Temperature checks are not a silver bullet: Health experts say people can spread the virus while showing few or no symptoms. Nor should temperature checks be the lone precaution. Other health protocols added at the airport include requirements that travelers wear masks and maintain physical distance from one another whenever possible, and LAX has installed 250 hand sanitizer dispensers throughout the terminals.

Airports around the world have been turning to technology to help slow the spread of the virus. In addition to thermal cameras, airports are testing sanitation booths, autonomous cleaning robots and other gadgets in hopes of making air travel safer while reducing the risk of exposing airport staff to the disease.

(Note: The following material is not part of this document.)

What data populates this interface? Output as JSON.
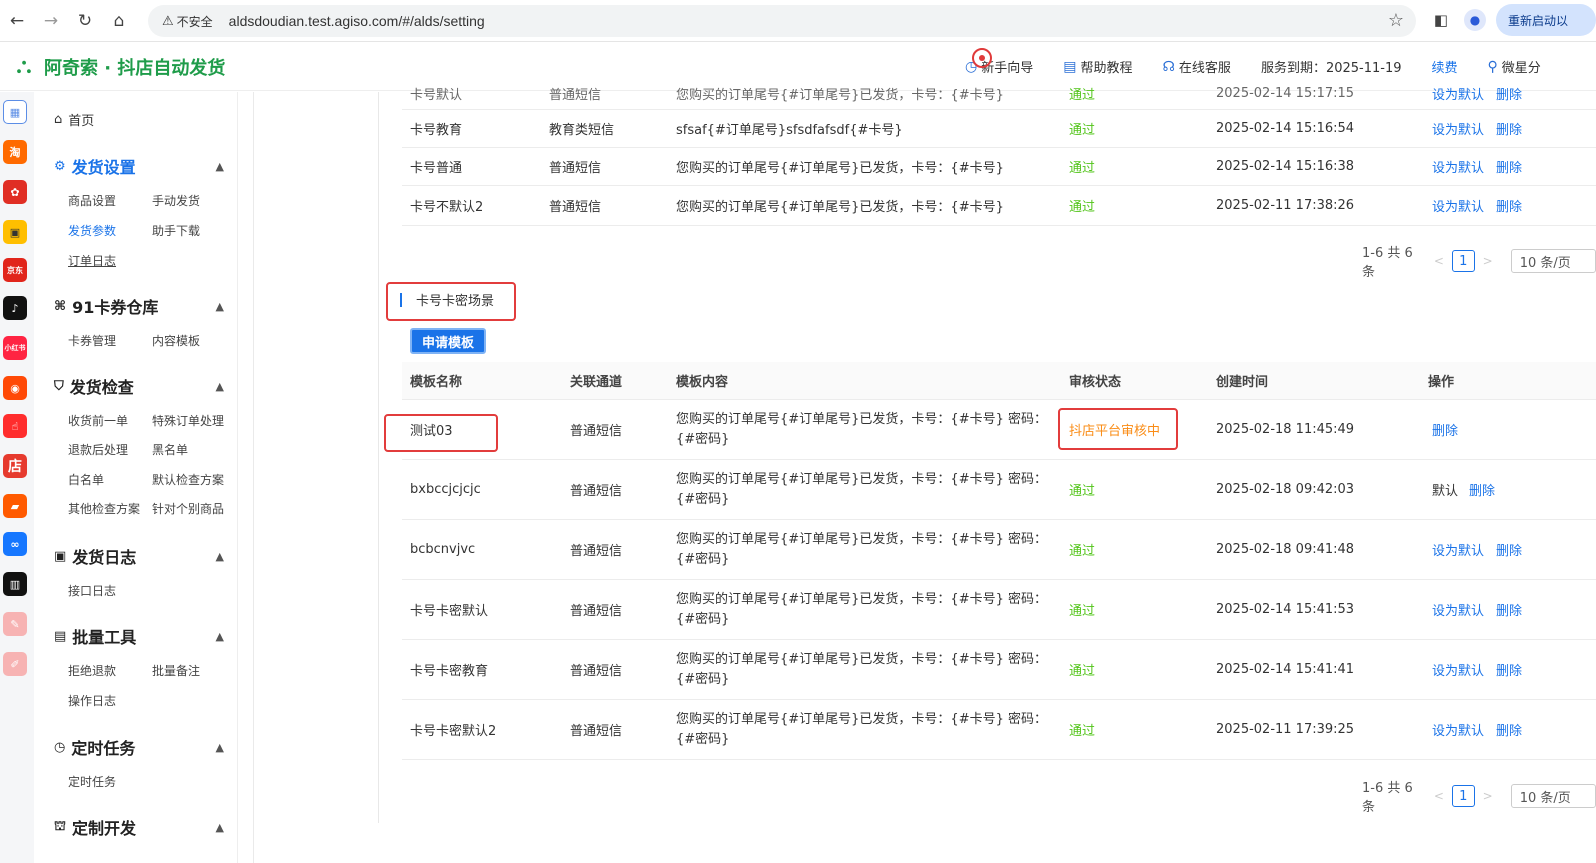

LAX, one of the world's busiest airports, plans to operate the cameras for 12 weeks to test the effectiveness of the technology and evaluate staffers' procedures before deciding whether to expand the use of the cameras to other terminals. Unlike hand-held no-contact thermometers, the thermal cameras can gauge the temperatures of several people at the same time, even as the people move.

Under the LAX program, passengers heading toward departing flights who have a temperature of 100.4 degrees or higher will be pulled aside and tested again by a medical technician or an assistant with a hand-held thermometer; if the second check confirms the high temperature, they will be advised to not travel — but not prevented from traveling. Arriving international passengers who are identified as having a high temperature will be directed to Centers for Disease Control and Prevention staff for possible quarantine.

LAX is paying for the medical professionals from a reserve fund not to exceed $150,000 during the pilot program, with plans to seek reimbursement from the Federal Emergency Management Agency, according to LAX officials. LAX is not being charged by the developers and operators of the cameras for the use of the technology during the testing period.

The screening of passengers departing LAX is voluntary, and those travelers can avoid the cameras by taking one of several entrances into the terminal. The CDC, however, requires temperature screening for passengers arriving from certain countries, such as China and Iran.